For the records below, reproduce exactly the line that contains "Enumerate this screenshot's" and all subsequent lines, with nothing left out and nothing added.
(Source data Opens)
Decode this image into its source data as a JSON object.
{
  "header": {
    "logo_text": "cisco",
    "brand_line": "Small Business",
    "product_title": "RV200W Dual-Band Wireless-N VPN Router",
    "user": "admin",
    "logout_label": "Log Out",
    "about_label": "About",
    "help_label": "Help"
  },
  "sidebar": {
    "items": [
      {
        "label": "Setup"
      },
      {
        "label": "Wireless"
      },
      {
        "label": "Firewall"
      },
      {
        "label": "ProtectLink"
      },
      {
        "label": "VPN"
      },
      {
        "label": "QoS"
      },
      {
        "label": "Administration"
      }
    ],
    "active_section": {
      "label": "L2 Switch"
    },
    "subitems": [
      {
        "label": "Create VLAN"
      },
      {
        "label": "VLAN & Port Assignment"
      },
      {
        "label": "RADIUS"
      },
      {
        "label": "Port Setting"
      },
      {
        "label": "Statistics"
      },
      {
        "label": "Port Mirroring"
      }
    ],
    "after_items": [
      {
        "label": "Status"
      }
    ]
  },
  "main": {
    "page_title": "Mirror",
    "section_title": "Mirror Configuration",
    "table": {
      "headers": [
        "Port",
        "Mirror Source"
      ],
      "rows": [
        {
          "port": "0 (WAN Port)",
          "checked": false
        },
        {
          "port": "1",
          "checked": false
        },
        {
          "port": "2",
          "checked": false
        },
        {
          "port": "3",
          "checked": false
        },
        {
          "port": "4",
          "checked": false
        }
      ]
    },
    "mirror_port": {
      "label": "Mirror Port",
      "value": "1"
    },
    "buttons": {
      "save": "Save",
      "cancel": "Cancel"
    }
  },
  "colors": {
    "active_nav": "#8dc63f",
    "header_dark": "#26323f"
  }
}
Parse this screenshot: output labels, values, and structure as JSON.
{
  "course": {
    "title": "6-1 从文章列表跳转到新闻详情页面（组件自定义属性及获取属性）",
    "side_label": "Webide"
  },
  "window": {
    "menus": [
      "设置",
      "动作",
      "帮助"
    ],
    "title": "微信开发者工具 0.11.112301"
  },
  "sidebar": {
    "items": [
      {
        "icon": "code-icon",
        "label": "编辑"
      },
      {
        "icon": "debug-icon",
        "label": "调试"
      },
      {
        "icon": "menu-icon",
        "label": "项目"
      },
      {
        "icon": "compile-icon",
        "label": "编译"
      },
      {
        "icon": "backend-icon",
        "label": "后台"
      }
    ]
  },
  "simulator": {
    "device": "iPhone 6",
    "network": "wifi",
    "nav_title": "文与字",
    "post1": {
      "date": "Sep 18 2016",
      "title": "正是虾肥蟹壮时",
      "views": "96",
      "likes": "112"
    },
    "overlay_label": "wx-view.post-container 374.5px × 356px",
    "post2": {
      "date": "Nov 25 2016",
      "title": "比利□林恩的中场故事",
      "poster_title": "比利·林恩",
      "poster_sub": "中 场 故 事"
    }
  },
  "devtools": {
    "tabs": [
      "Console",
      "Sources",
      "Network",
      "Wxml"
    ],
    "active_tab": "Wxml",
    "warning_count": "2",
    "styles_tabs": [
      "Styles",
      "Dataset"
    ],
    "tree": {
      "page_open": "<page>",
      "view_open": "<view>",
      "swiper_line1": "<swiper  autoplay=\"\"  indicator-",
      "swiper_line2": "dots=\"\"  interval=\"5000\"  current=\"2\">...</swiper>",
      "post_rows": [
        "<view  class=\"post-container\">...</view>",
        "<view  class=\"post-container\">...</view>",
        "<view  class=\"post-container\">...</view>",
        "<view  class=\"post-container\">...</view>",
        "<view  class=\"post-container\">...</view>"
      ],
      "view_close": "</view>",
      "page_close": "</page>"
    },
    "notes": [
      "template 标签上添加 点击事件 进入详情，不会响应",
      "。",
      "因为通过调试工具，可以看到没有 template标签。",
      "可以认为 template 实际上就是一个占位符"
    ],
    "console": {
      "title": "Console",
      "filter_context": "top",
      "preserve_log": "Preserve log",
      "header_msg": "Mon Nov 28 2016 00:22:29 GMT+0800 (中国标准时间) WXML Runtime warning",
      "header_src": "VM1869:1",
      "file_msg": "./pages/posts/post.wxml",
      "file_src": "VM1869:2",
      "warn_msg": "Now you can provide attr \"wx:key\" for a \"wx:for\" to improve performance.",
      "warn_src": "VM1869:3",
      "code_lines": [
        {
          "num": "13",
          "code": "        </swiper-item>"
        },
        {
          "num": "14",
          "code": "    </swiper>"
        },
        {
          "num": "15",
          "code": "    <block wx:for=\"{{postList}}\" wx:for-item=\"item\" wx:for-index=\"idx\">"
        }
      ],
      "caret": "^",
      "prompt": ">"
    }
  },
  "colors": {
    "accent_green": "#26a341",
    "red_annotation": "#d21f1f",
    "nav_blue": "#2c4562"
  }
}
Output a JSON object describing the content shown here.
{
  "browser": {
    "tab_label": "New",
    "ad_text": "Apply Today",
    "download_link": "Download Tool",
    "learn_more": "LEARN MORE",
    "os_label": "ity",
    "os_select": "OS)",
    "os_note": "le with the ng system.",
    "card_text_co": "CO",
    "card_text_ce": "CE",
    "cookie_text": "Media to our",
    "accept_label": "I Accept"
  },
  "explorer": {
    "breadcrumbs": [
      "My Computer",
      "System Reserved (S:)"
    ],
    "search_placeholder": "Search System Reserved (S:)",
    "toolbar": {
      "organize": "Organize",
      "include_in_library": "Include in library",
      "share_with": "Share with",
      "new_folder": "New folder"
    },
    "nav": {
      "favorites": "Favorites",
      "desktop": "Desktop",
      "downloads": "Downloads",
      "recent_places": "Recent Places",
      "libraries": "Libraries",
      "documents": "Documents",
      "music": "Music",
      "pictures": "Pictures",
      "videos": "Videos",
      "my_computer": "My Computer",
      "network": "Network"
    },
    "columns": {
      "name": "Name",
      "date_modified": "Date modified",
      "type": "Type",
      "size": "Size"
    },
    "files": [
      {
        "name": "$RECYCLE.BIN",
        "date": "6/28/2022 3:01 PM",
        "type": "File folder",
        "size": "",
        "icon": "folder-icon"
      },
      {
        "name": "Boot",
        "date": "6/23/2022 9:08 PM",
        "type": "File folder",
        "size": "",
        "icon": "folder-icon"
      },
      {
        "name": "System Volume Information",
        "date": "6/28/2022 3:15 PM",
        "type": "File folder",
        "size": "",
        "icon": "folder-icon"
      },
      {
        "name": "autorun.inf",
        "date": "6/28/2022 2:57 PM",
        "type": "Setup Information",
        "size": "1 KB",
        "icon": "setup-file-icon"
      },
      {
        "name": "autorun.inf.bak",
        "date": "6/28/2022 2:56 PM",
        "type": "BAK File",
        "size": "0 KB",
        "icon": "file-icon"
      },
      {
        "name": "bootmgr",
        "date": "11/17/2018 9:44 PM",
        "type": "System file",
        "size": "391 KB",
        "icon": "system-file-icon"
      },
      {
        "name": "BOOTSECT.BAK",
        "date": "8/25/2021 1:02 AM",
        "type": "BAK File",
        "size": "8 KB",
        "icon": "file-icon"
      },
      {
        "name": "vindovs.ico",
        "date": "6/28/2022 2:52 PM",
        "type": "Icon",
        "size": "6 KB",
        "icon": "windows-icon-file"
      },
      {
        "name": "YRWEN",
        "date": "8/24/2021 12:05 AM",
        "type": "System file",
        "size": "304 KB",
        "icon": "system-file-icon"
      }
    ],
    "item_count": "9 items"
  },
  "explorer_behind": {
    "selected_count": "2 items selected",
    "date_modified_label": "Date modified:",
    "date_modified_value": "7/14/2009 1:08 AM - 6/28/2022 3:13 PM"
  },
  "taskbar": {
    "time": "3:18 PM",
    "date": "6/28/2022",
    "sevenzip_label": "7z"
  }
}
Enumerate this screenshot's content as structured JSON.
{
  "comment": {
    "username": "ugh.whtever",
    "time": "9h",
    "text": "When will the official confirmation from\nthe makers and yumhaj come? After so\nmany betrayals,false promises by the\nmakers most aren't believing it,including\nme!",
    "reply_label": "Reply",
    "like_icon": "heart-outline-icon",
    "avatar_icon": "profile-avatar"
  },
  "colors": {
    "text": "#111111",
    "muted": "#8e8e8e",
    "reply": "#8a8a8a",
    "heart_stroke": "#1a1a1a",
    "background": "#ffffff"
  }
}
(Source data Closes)
• _Response box_:
Enumerate this screenshot's content as structured JSON.
{
  "comment": {
    "username": "ugh.whtever",
    "time": "9h",
    "text": "When will the official confirmation from\nthe makers and yumhaj come? After so\nmany betrayals,false promises by the\nmakers most aren't believing it,including\nme!",
    "reply_label": "Reply",
    "like_icon": "heart-outline-icon",
    "avatar_icon": "profile-avatar"
  },
  "colors": {
    "text": "#111111",
    "muted": "#8e8e8e",
    "reply": "#8a8a8a",
    "heart_stroke": "#1a1a1a",
    "background": "#ffffff"
  }
}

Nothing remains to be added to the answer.